§ Study material:
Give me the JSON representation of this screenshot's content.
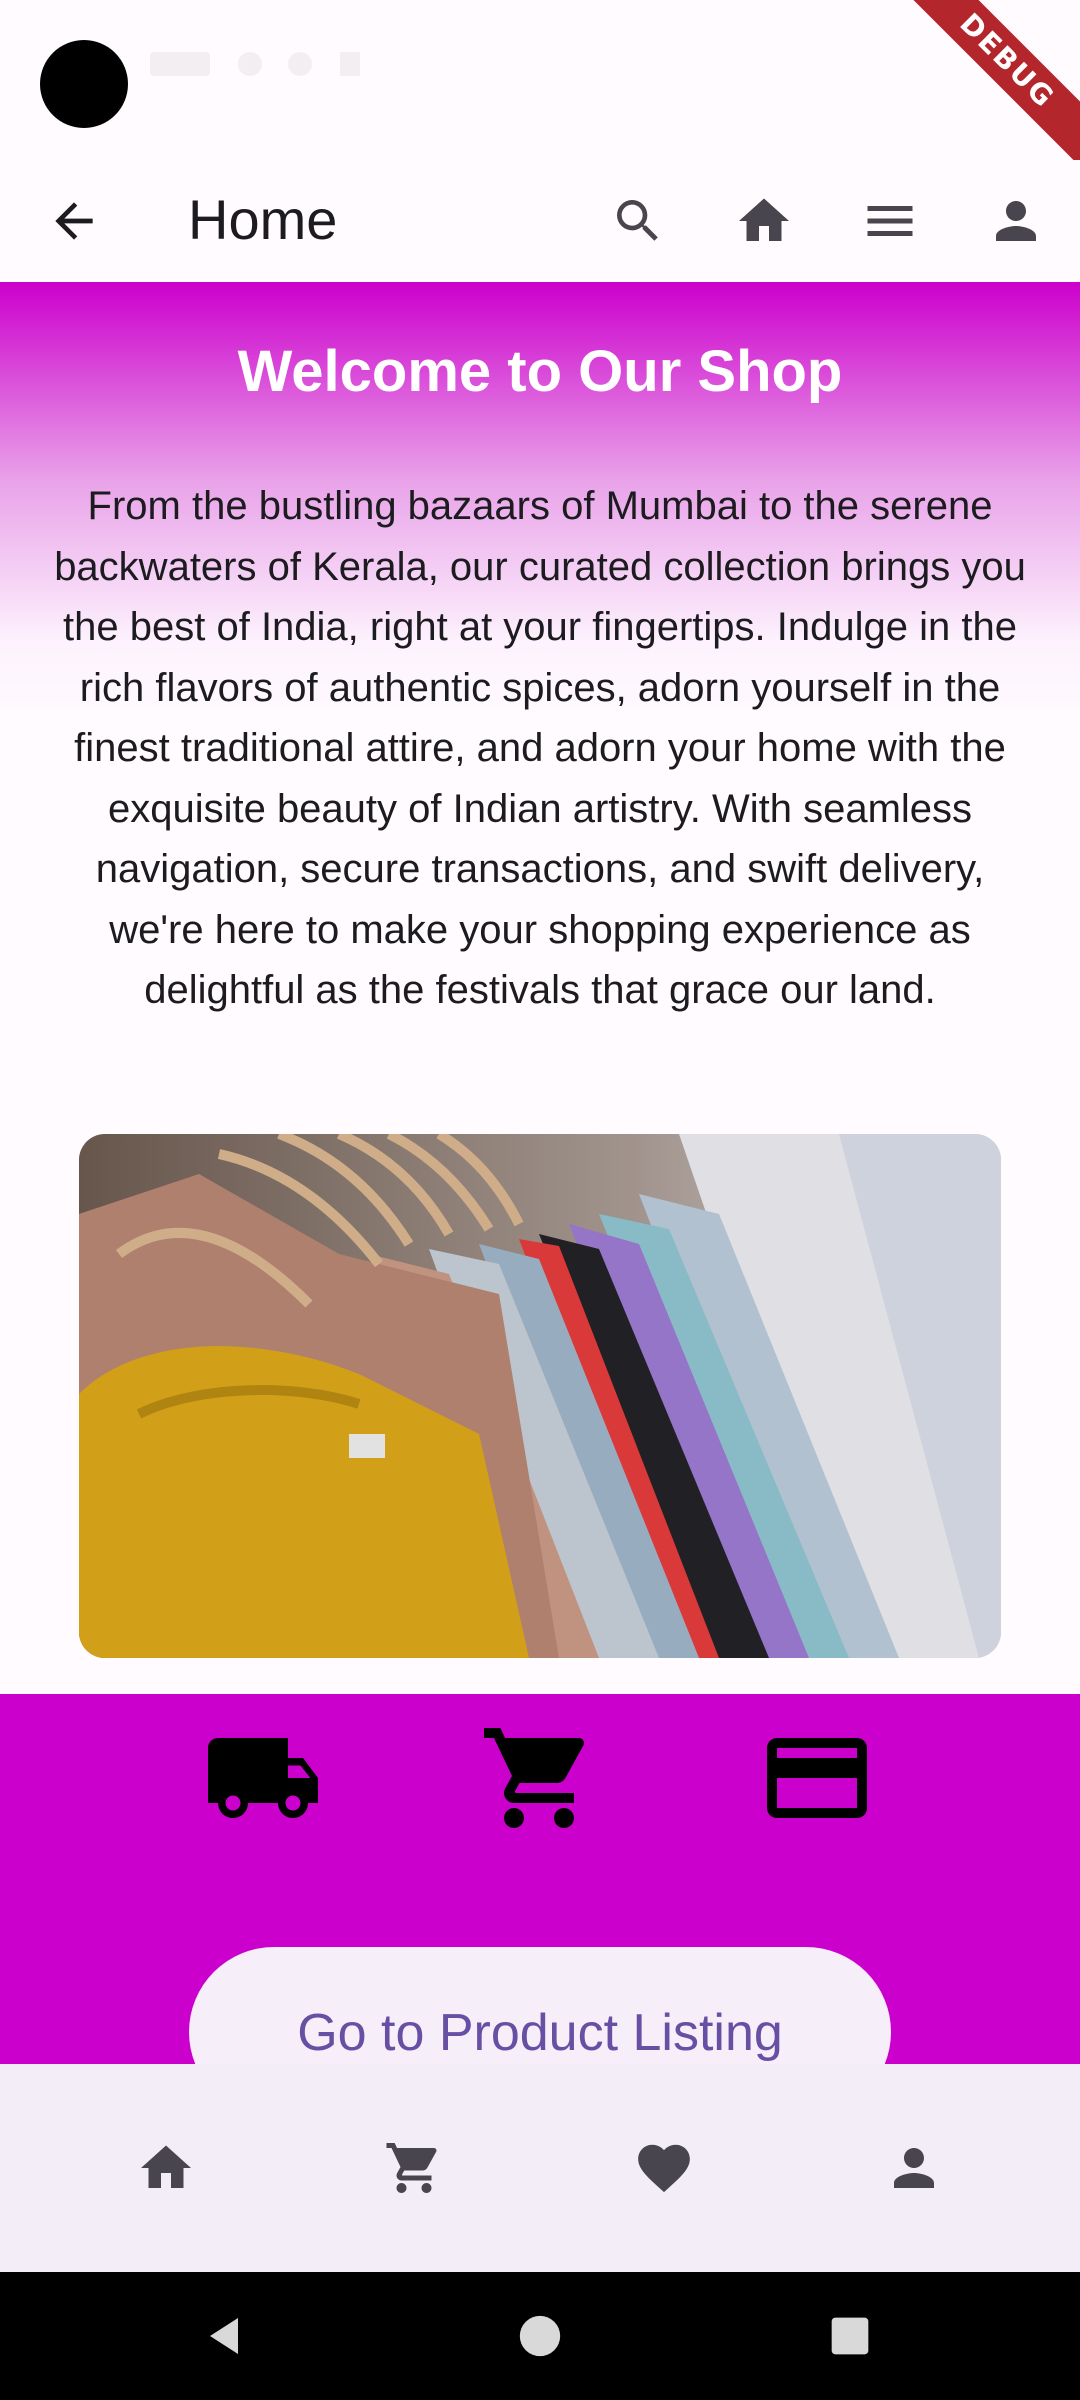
{
  "app_bar": {
    "title": "Home",
    "back_icon": "arrow-back-icon",
    "actions": [
      "search-icon",
      "home-icon",
      "menu-icon",
      "person-icon"
    ]
  },
  "debug_banner": "DEBUG",
  "hero": {
    "title": "Welcome to Our Shop",
    "description": "From the bustling bazaars of Mumbai to the serene backwaters of Kerala, our curated collection brings you the best of India, right at your fingertips. Indulge in the rich flavors of authentic spices, adorn yourself in the finest traditional attire, and adorn your home with the exquisite beauty of Indian artistry. With seamless navigation, secure transactions, and swift delivery, we're here to make your shopping experience as delightful as the festivals that grace our land."
  },
  "features": {
    "icons": [
      "delivery-truck-icon",
      "shopping-cart-icon",
      "credit-card-icon"
    ],
    "cta_label": "Go to Product Listing"
  },
  "bottom_nav": {
    "items": [
      "home-icon",
      "cart-icon",
      "favorite-icon",
      "person-icon"
    ]
  },
  "colors": {
    "accent": "#cc00cc",
    "primary_text": "#6750a4",
    "nav_background": "#f3edf7"
  }
}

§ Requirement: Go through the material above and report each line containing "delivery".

§ Answer to this problem:
    "description": "From the bustling bazaars of Mumbai to the serene backwaters of Kerala, our curated collection brings you the best of India, right at your fingertips. Indulge in the rich flavors of authentic spices, adorn yourself in the finest traditional attire, and adorn your home with the exquisite beauty of Indian artistry. With seamless navigation, secure transactions, and swift delivery, we're here to make your shopping experience as delightful as the festivals that grace our land."
      "delivery-truck-icon",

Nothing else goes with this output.